[Dataset excerpts]
Segment Open

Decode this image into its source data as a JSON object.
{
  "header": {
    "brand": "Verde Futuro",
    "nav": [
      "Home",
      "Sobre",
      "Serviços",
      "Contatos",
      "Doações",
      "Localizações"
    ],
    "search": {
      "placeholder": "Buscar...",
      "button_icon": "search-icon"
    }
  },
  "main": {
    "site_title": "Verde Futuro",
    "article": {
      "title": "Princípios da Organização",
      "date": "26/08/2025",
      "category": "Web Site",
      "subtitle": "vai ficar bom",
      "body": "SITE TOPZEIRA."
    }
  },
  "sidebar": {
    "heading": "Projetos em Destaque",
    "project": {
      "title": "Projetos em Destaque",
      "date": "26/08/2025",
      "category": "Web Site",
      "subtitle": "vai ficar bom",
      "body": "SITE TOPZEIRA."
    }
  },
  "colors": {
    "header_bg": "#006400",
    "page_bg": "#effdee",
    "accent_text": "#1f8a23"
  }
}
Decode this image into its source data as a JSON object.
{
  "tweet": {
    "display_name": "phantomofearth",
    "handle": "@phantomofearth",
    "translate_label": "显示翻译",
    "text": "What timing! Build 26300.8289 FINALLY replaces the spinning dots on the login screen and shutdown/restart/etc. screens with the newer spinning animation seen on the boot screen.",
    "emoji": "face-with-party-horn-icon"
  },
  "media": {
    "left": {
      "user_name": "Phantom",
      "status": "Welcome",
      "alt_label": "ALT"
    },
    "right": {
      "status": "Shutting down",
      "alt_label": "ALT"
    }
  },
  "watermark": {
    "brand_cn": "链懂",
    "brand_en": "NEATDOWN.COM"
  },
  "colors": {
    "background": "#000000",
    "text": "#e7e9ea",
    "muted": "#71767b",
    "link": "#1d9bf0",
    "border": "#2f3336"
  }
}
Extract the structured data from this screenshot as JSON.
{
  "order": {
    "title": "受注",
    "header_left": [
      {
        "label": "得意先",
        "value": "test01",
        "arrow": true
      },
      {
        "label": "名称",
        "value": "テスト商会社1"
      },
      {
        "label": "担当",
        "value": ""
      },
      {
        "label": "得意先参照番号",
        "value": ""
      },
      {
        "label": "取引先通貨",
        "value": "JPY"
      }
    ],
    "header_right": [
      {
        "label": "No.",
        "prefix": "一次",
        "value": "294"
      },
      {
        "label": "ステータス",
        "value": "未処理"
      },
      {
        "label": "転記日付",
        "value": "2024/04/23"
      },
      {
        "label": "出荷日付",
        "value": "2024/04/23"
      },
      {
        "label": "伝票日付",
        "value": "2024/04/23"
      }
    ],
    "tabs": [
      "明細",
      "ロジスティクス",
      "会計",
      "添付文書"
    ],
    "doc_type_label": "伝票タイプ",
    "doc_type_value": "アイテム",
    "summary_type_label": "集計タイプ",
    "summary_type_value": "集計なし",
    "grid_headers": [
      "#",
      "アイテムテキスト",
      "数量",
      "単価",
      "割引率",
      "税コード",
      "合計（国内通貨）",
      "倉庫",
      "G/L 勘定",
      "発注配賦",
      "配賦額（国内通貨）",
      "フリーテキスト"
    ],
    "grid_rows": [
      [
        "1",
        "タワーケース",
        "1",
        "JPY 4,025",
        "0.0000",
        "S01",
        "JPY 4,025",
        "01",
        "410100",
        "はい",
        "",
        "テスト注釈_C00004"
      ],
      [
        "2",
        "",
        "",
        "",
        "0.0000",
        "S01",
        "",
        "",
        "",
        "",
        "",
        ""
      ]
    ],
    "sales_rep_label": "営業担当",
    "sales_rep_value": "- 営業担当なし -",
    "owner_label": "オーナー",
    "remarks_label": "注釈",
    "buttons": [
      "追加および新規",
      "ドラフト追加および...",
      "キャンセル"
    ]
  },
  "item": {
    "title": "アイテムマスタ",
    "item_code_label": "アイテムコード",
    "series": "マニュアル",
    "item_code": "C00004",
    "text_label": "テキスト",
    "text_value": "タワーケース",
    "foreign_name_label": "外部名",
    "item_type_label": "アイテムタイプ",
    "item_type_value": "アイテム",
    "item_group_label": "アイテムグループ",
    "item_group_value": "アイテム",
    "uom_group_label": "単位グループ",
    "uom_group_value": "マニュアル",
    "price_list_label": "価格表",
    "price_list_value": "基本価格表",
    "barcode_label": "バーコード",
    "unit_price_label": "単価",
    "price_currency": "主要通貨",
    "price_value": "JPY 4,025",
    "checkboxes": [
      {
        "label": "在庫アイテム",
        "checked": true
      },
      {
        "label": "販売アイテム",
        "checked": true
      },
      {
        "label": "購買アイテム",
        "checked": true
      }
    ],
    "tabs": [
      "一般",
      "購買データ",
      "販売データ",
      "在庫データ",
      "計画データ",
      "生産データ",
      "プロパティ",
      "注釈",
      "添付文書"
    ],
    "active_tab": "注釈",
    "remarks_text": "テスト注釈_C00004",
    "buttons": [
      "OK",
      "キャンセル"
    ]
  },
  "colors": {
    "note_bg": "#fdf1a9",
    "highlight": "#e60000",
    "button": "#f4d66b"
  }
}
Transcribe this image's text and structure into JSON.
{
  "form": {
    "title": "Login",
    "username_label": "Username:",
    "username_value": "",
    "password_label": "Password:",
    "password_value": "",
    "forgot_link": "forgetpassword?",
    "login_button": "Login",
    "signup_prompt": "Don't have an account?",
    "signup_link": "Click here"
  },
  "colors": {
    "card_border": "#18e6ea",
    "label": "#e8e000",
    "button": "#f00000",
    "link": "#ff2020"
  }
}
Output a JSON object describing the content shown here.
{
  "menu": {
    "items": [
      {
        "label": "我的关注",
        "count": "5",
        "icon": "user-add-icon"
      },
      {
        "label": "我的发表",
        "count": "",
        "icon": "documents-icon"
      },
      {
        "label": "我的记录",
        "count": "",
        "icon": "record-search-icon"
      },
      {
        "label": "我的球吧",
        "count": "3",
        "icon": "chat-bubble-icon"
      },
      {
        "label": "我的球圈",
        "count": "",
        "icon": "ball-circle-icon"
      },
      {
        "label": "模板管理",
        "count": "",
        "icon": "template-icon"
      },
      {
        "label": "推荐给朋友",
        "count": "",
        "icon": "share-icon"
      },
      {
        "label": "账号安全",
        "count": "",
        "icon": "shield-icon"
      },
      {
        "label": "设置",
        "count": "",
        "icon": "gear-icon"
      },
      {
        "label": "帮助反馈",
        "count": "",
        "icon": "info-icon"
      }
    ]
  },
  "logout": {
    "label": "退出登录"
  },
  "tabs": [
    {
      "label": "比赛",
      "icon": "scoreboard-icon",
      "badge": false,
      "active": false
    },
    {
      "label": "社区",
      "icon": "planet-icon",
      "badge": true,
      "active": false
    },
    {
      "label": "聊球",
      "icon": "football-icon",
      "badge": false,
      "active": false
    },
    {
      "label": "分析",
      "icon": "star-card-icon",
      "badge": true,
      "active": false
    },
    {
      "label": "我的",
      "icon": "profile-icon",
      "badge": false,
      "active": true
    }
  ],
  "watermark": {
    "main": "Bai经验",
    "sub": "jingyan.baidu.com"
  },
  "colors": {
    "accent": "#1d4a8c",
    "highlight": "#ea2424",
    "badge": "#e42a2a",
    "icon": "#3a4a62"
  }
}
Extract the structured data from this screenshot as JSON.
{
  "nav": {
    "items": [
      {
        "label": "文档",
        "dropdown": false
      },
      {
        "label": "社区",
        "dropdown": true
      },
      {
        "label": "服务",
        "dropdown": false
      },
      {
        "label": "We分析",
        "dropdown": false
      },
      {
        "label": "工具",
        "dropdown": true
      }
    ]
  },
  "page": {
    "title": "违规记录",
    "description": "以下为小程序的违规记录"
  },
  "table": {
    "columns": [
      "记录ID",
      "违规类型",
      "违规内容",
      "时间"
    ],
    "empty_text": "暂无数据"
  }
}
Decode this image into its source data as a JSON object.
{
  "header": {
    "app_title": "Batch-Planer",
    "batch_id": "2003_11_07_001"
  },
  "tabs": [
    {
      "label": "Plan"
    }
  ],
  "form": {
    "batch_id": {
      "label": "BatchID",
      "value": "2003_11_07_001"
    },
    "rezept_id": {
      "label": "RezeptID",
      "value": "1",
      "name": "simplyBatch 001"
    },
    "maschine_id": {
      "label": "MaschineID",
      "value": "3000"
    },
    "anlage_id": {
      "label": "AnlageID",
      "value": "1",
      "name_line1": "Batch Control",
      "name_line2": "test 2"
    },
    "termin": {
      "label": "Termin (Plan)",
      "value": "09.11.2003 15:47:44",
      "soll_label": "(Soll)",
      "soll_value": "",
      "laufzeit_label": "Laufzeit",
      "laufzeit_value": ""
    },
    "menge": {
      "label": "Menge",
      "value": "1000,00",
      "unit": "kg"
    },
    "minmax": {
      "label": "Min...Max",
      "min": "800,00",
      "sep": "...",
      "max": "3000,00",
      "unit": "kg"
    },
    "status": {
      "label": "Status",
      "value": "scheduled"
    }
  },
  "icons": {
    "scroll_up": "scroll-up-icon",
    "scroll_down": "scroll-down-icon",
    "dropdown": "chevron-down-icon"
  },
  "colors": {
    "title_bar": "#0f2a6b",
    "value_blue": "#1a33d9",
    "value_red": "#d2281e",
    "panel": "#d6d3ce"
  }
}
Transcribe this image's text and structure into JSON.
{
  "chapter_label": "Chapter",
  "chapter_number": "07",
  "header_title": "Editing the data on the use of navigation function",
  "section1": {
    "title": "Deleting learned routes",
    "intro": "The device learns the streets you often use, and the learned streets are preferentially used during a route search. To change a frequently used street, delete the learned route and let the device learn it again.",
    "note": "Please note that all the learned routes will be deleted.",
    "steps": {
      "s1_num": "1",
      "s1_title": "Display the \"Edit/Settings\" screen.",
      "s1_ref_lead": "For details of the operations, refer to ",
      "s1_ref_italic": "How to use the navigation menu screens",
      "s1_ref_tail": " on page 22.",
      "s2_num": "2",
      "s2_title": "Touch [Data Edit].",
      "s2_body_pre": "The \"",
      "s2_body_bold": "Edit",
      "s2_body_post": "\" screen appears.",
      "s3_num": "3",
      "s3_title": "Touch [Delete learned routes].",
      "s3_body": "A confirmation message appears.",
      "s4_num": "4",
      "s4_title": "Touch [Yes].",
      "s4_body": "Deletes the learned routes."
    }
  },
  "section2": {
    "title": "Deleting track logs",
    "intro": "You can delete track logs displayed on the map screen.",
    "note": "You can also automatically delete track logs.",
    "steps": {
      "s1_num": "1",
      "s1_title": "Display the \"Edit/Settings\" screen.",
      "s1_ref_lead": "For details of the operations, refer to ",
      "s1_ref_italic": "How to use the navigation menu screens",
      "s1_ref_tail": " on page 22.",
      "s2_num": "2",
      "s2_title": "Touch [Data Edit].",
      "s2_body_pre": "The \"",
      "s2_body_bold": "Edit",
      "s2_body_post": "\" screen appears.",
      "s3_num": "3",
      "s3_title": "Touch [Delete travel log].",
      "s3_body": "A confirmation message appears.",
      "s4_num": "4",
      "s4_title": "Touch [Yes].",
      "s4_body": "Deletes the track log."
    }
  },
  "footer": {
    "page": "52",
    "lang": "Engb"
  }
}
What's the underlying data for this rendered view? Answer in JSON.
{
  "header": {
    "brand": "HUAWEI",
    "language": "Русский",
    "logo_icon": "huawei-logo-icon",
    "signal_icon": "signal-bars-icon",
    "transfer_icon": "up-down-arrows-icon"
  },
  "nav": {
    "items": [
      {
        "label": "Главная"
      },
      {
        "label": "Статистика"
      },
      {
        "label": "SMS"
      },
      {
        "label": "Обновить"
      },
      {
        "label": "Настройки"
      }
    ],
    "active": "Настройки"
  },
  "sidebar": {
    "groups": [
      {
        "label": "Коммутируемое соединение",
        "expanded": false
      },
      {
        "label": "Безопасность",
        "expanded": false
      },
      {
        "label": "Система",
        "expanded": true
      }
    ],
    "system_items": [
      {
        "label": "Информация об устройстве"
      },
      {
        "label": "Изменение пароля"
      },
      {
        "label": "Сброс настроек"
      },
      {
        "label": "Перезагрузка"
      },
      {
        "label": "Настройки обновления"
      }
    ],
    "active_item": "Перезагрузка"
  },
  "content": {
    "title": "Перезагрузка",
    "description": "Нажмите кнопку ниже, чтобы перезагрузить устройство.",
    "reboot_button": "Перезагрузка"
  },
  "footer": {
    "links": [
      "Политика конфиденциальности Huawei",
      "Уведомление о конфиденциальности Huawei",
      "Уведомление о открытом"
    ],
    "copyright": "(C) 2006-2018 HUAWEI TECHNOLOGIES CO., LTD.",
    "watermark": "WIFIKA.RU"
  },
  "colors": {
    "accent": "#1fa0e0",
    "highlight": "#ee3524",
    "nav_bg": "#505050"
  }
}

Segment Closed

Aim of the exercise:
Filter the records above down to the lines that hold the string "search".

Answer to the exercise:
    "search": {
      "button_icon": "search-icon"
        "icon": "record-search-icon"
    "intro": "The device learns the streets you often use, and the learned streets are preferentially used during a route search. To change a frequently used street, delete the learned route and let the device learn it again.",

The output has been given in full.